One important thing to be aware of is that the angle of attack effects the transient differently on different strings (yay! more variables!) One wound strings (typically the bottom three strings) a steeper angle of attack will cut across the windings resulting in more "scrape". This effect is much less pronounced on the un-wound strings. On un-wound strings a steeper angle of attack results in a softer transient and a shallower attack adds a little more "click" to the transient. Try it for yourself and see.
The amount of force you apply to the string works hand-in-hand with the angle of attack in affecting the tone of the vibrating string. In the simplest terms, a harder attack is going to displace the string further which will make it louder and cause it to sustain longer.
A shallower angle of attack will result in more "click" to the transient sound. An extreme example of this would be any pop song you hear with a heavy strumming acoustic guitar in the background. Producers will often EQ them to make the clicking attack of the transient stand out (often by subtracting the lower frequencies where the actual notes are). The result is something closer to a percussion instrument than a harmonic one, but it works really well in the right context. Think of Fleetwood Mac's Secondhand News as a great example of this.
Another important component to your overall tone is the material of the pick. Experienced players often settle on a particular kind of pick based on how it feels as well as how it sounds. As an example, I like Fender heavy picks but really dislike the feel of Dunlop Tortex picks. I don't think Tortex picks are poorly-made, I just don't like the way they feel on my finger tips or how it responds when I push it across the strings. Other players swear by them. Different strokes for different folks.
If you haven't yet settled on a favorite pick, do yourself a favor and drop $5-$10 at your local guitar store on a wide assortment of picks. Try different materials as well as different thicknesses and shapes. Experiment with each one and pay attention to how they sound and how they feel. You'll probably find two or three picks you really like that respond well to different playing styles. File this away in your mental library for future use.

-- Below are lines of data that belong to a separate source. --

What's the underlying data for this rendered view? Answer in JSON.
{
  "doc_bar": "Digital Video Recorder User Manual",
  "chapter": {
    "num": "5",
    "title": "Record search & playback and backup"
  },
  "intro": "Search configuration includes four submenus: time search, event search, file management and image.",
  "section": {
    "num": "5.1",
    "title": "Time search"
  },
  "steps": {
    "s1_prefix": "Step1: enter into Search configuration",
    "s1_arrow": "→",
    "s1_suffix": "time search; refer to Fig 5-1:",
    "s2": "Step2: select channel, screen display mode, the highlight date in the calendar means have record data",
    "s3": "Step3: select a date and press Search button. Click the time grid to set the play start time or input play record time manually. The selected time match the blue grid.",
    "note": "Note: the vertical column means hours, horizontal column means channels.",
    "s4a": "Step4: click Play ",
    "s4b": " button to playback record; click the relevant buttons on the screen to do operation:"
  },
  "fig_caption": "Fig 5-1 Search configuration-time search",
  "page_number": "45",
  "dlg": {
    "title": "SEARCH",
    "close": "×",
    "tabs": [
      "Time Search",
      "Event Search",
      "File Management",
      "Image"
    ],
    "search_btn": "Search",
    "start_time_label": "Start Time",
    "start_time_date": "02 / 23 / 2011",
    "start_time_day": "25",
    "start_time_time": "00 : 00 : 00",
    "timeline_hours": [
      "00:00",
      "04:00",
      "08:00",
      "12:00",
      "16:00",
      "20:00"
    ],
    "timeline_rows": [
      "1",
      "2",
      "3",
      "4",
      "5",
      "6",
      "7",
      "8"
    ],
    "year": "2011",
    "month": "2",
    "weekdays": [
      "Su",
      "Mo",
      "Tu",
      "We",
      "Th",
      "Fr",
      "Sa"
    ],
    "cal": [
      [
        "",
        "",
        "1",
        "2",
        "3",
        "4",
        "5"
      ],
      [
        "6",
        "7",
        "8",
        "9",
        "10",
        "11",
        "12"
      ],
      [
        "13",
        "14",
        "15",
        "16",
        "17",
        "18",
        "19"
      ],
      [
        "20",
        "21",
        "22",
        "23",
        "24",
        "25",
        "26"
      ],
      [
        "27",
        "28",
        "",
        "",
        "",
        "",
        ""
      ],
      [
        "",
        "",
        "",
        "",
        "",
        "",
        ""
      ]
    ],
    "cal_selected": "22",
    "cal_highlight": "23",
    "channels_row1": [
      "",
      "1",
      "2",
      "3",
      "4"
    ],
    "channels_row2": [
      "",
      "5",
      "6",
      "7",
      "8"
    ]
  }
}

One last little tip I'll leave you with is experimenting with flipping the pick around. Players as different as Stevie Ray Vaughan and The Edge have been known to play with their picks "upside-down". For SRV this allowed him to play with a tremendous amount of force while still being able to push across the strings relatively easily. Playing with as much attack as he did with the sharp-point down can easily catch on the strings and push them so hard they go temporarily out of tune.
For The Edge, he's been known to use nylon picks with a textured grip. By playing them upside-down the grippy part of the pick scrapes across the strings in a really unusual way producing a very different sounding picking transient. The genius of a player like The Edge is that he understands how that effect gets mutated as it goes through the remainder of his very complex signal-chain. We'll be getting to that later!
For now, take some time to experiment with your picking choices. Don't be afraid to try something new. Sometimes the very act of doing something weird and uncomfortable results in fresh inspiration. If you have the time and space, think about spending an hour in a dark room with about ten different picks and try different attacks with each one. You're bound to get some new insights into your playing.